As shown above, there are two types of 7 segment displays, common cathode and common anode. Both of them produce the same results, it is just how you operate them.
Generally people do prefer the common cathode because sending a logic ‘1’ will light the LED up while sending a logic ‘0’ will turn the LED off. That is the standard convention. The common anode is the other way around.
So I thought I will get myself the common cathode version to make things simpler, so I went to the shop and bought it. When I came back, I tried to light it up but it just won’t light up, I thought maybe I got a defective unit.

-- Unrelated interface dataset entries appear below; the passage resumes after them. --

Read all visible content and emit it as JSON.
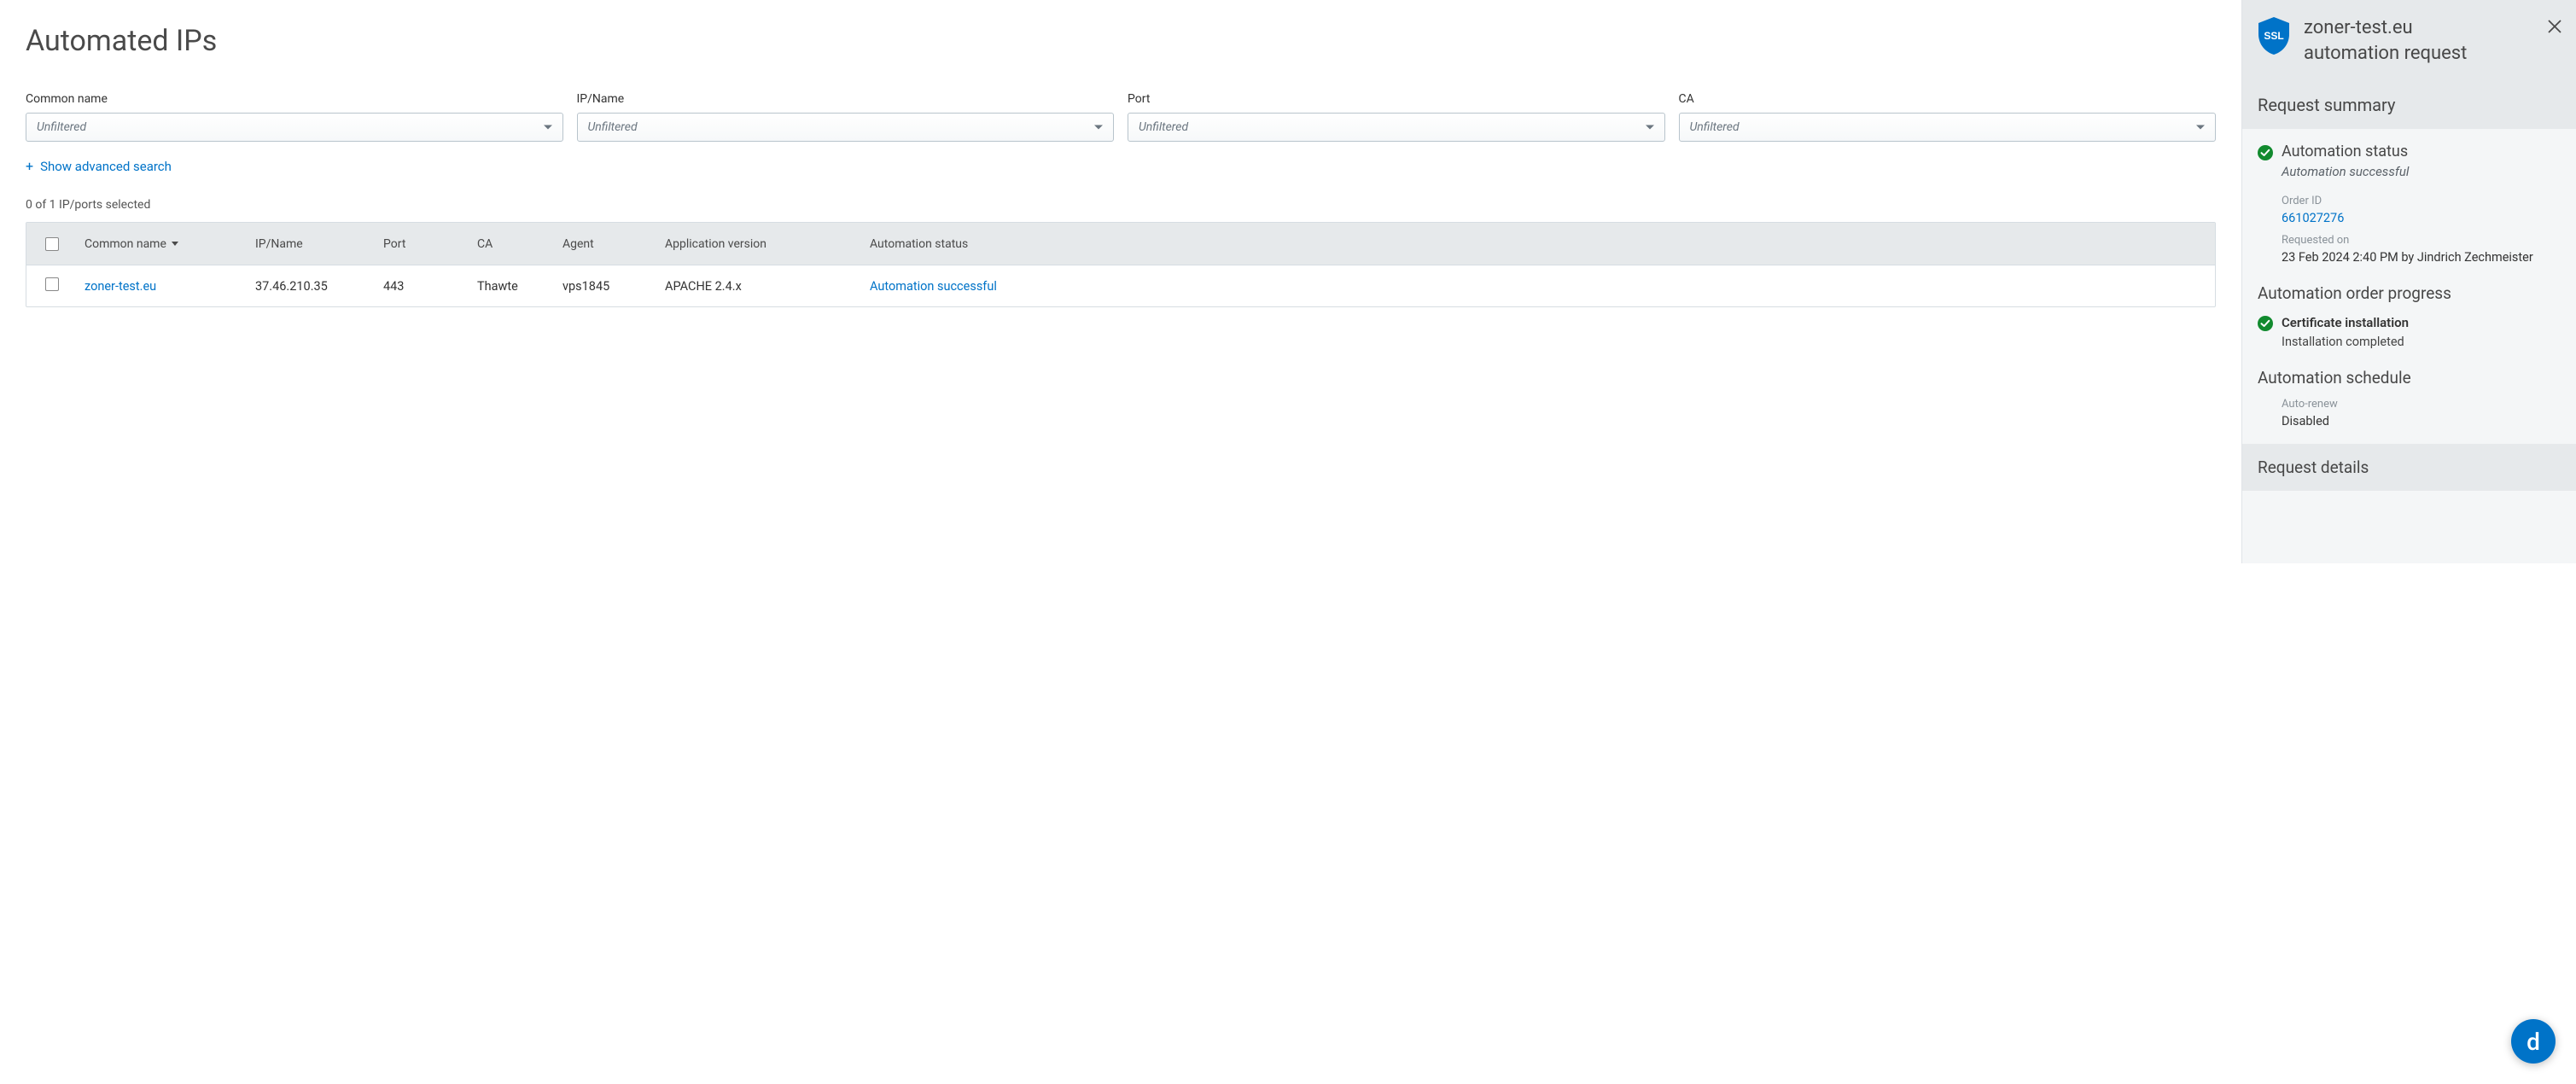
{
  "page": {
    "title": "Automated IPs",
    "selection_text": "0 of 1 IP/ports selected",
    "advanced_search": "Show advanced search"
  },
  "filters": [
    {
      "label": "Common name",
      "placeholder": "Unfiltered"
    },
    {
      "label": "IP/Name",
      "placeholder": "Unfiltered"
    },
    {
      "label": "Port",
      "placeholder": "Unfiltered"
    },
    {
      "label": "CA",
      "placeholder": "Unfiltered"
    }
  ],
  "table": {
    "headers": {
      "common_name": "Common name",
      "ip_name": "IP/Name",
      "port": "Port",
      "ca": "CA",
      "agent": "Agent",
      "app_version": "Application version",
      "auto_status": "Automation status"
    },
    "rows": [
      {
        "common_name": "zoner-test.eu",
        "ip_name": "37.46.210.35",
        "port": "443",
        "ca": "Thawte",
        "agent": "vps1845",
        "app_version": "APACHE 2.4.x",
        "auto_status": "Automation successful"
      }
    ]
  },
  "panel": {
    "title_line1": "zoner-test.eu",
    "title_line2": "automation request",
    "summary_heading": "Request summary",
    "status_title": "Automation status",
    "status_sub": "Automation successful",
    "order_id_label": "Order ID",
    "order_id": "661027276",
    "requested_on_label": "Requested on",
    "requested_on": "23 Feb 2024 2:40 PM by Jindrich Zechmeister",
    "progress_heading": "Automation order progress",
    "step_title": "Certificate installation",
    "step_sub": "Installation completed",
    "schedule_heading": "Automation schedule",
    "autorenew_label": "Auto-renew",
    "autorenew_value": "Disabled",
    "details_heading": "Request details"
  },
  "badge": {
    "letter": "d"
  }
}
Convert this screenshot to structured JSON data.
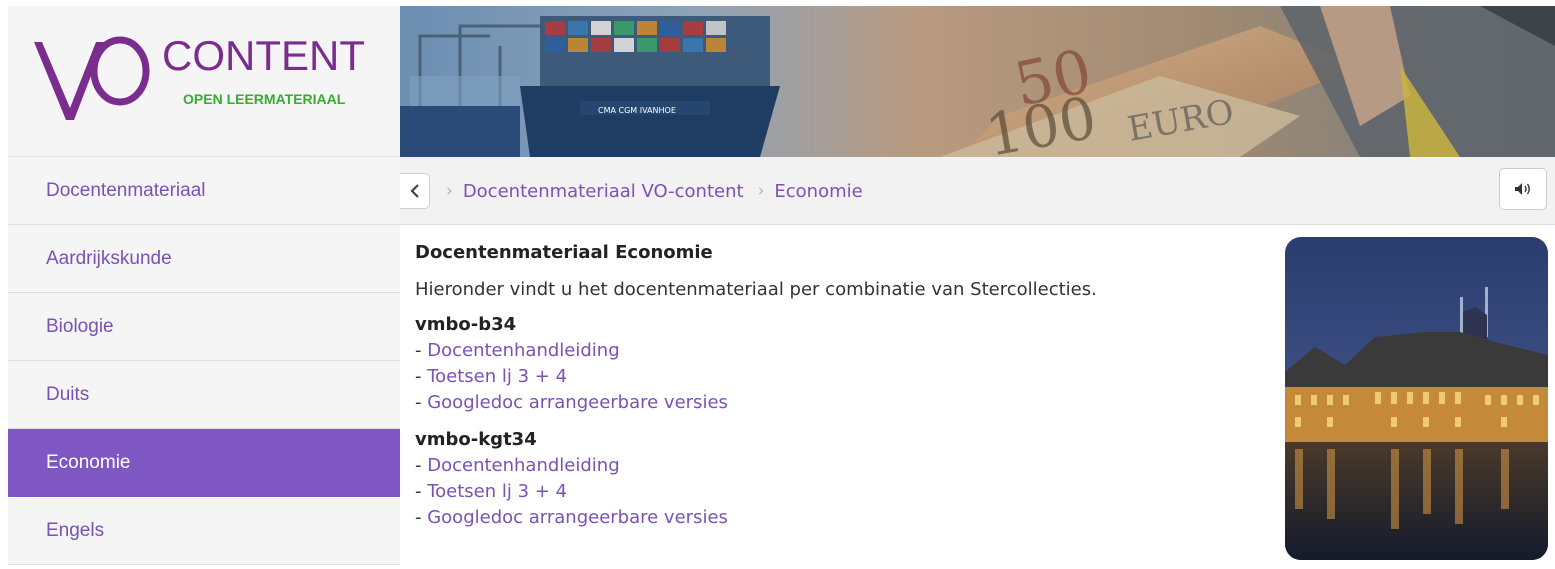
{
  "logo": {
    "brand_initials": "VO",
    "brand_word": "CONTENT",
    "tagline": "OPEN LEERMATERIAAL",
    "colors": {
      "purple": "#7b2d8e",
      "green": "#3aa935"
    }
  },
  "sidebar": {
    "items": [
      {
        "label": "Docentenmateriaal",
        "active": false
      },
      {
        "label": "Aardrijkskunde",
        "active": false
      },
      {
        "label": "Biologie",
        "active": false
      },
      {
        "label": "Duits",
        "active": false
      },
      {
        "label": "Economie",
        "active": true
      },
      {
        "label": "Engels",
        "active": false
      }
    ]
  },
  "banner": {
    "description_icons": [
      "container-ship-image",
      "euro-banknotes-image",
      "businessman-image"
    ]
  },
  "breadcrumb": {
    "back_icon": "chevron-left-icon",
    "separator_icon": "chevron-right-icon",
    "items": [
      "Docentenmateriaal VO-content",
      "Economie"
    ],
    "audio_icon": "speaker-icon"
  },
  "content": {
    "title": "Docentenmateriaal Economie",
    "intro": "Hieronder vindt u het docentenmateriaal per combinatie van Stercollecties.",
    "sections": [
      {
        "heading": "vmbo-b34",
        "links": [
          "Docentenhandleiding",
          "Toetsen lj 3 + 4",
          "Googledoc arrangeerbare versies"
        ]
      },
      {
        "heading": "vmbo-kgt34",
        "links": [
          "Docentenhandleiding",
          "Toetsen lj 3 + 4",
          "Googledoc arrangeerbare versies"
        ]
      }
    ],
    "link_prefix": "- "
  },
  "theme": {
    "accent": "#7e57c2",
    "link": "#7a52b3"
  }
}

When I’m about the give up, I tried reversing the polarity and it lit up. The seller gave me the wrong type. If Jalan Pasar is near I won’t hesitate to go and exchange it for a correct version but it’s not. It’s not worth it to go all the way just for a RM1.50 part. Well, since I have not tried using current sinking on a MCU before, why not right. (A MCU output can either be current-sourcing or current-sinking, current-sourcing means that the pin will provide positive voltage while current-sinking means that the output pin can act as a ground, receiving current). This also means that now to turn on the LED I must program the MCU to send a logic ‘0’.
I connect the 7 segment display to the PIC16F84A and wrote a corresponding look-up table.
The 7 segment display will display a different number every time the push button is pressed.
A 10ms debouncing is implemented to avoid any logic corruption. The 10ms delay is calculated using the program that I wrote. To find it, click here →.
Here is a video of the 7 segment display in action.
Sorry again for the poor video quality. The video looked fine before I uploaded it to vimeo. I shall try and see how I can improve the quality.